Commentary

Sen. Paul’s Great Surveillance ‘Filibuster’ and What to Expect Next

Senator Rand Paul, joined by Senator Wyden and other surveillance reform advocates, as well as five members of the House of Representatives, spent much of last night on the Senate floor, making history. He used the platform of a de facto filibuster to name drop privacy and civil liberties advocates like EFF’s Mark Jaycox, former NSA whistleblowers like cryptographer William Binney, and of course America’s Founders, to make his case for surveillance reform. He was joined by Senator Mike Lee with a history lesson on The North Briton No. 45, and Senator Martin Heinrich giving a dramatic reading of the Fourth Amendment from the floor.

Paul filibustered a bill offered by Majority Leader Mitch McConnell that would reauthorize section 215 of the USA PATRIOT Act. Section 215 is the purported legal basis for the NSA’s dragnet collection of American’s phone records, and is scheduled to sunset, or expire, June 1.

Paul has all but assured that 215 will sunset — at least until Congress returns from its Memorial Day recess in early June.

However, by filibustering yesterday, Paul all but ensured that section 215 will not be reauthorized. The reason why is the arcane legislative procedures of the Senate. In brief, Senate Majority leader Mitch McConnell can’t bring his reauthorization bill to a vote without cloture, a procedural vote required to end debate and move to a vote on the underlying measure and any related amendments. After a cloture vote, the Senate gets 30 hours before the bill can be voted on up or down and to address any amendments offered. That brings us into, or even past, the weekend. But the House goes on recess after last votes today (expected to be completed by 3pm), and doesn’t come back until June 1, after section 215 sunsets.

So, by Paul filibustering up till midnight, and with time so tight, the Senate is left with a choice: either sunset 215 or pass USAFreedom as it is. But … and this is where Senator Paul diverges from some of his colleagues in the filibuster … Paul wants a robust discussion and amendment process for USA Freedom Act. Again, a variation on USA Freedom can’t be passed before the House leaves.

Through his filibuster, Paul has all but assured that 215 will sunset — at least until Congress returns from its Memorial Day recess in early June. At that point, some surveillance reform advocates fear that USA Freedom will be weakened further in a new negotiating round, or that McConnell and his allies will attempt again to extend 215 authorities unaltered.

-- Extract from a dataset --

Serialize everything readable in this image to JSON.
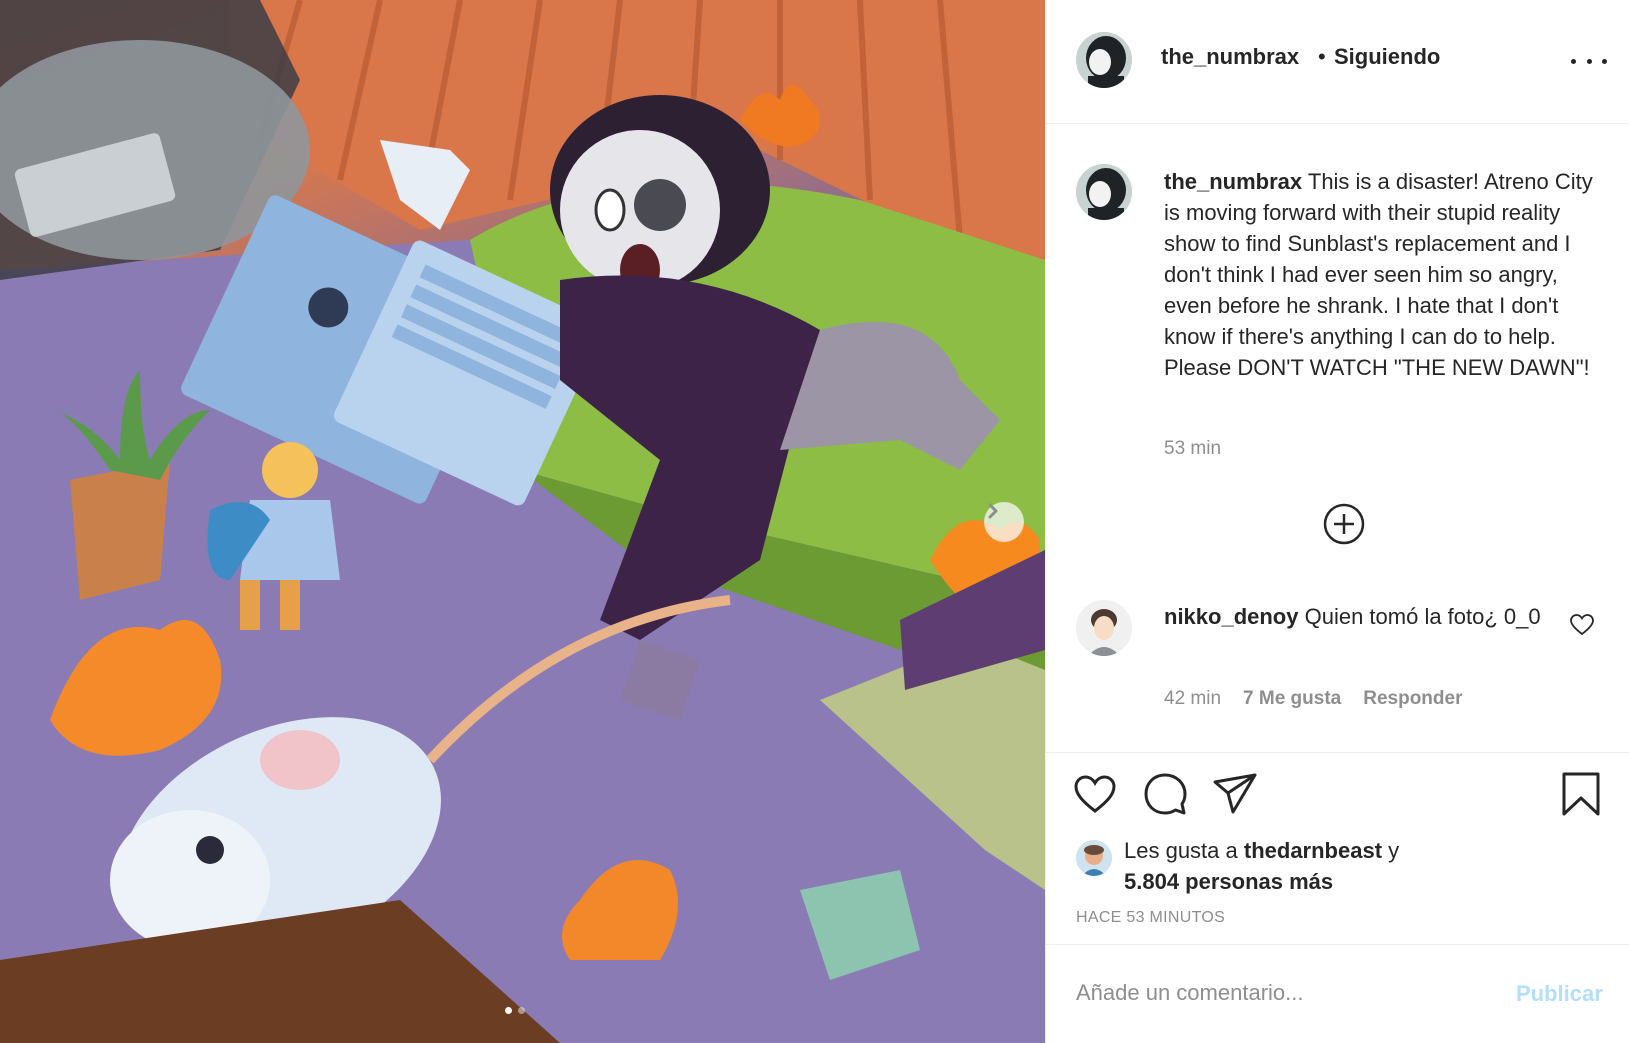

But the political and legal landscape has shifted, particularly in light of the Second Circuit ruling that bulk collection under 215 is illegal and fresh polling that shows Americans are more supportive of ending bulk surveillance than ever before. Rand Paul realizes this, which is why he appears to be even more unwilling to accept what he clearly views as an uncertain and watered down reform that’s been on the table for months. He’s changing the conversation.

But what happens in June when Congress returns after these Sec. 215 authorities have expired?

A resumption of the fight over their efficacy, legality and political legitimacy seems the most likely outcome, with fresh attempts to reinstate some version of the telephone metadata program a virtual certainty.

And if that does happen, proponents should be forced to explain why the American people should continue to be subjected to the kind of indiscriminate mass surveillance our country denounces when authoritarian or totalitarian regimes like Russia, China, Iran and North Korea employ it against their own populations. Proponents of mass surveillance in America need to be forced to explain why they believe treating the American people as suspects first and citizens second is remotely a constitutionally or politically acceptable “mainstream” approach to upholding the Bill of Rights or defending the nation. We suspect their answers — and their proposed policy prescriptions — will be found wanting.

Patrick G. Eddington was senior policy advisor to Rep. Rush Holt for over 10 years. He is currently a Policy Analyst in Homeland Security and Civil Liberties at the Cato Institute. Jennifer Granick is the Director of Civil Liberties at the Stanford Center for Internet and Society.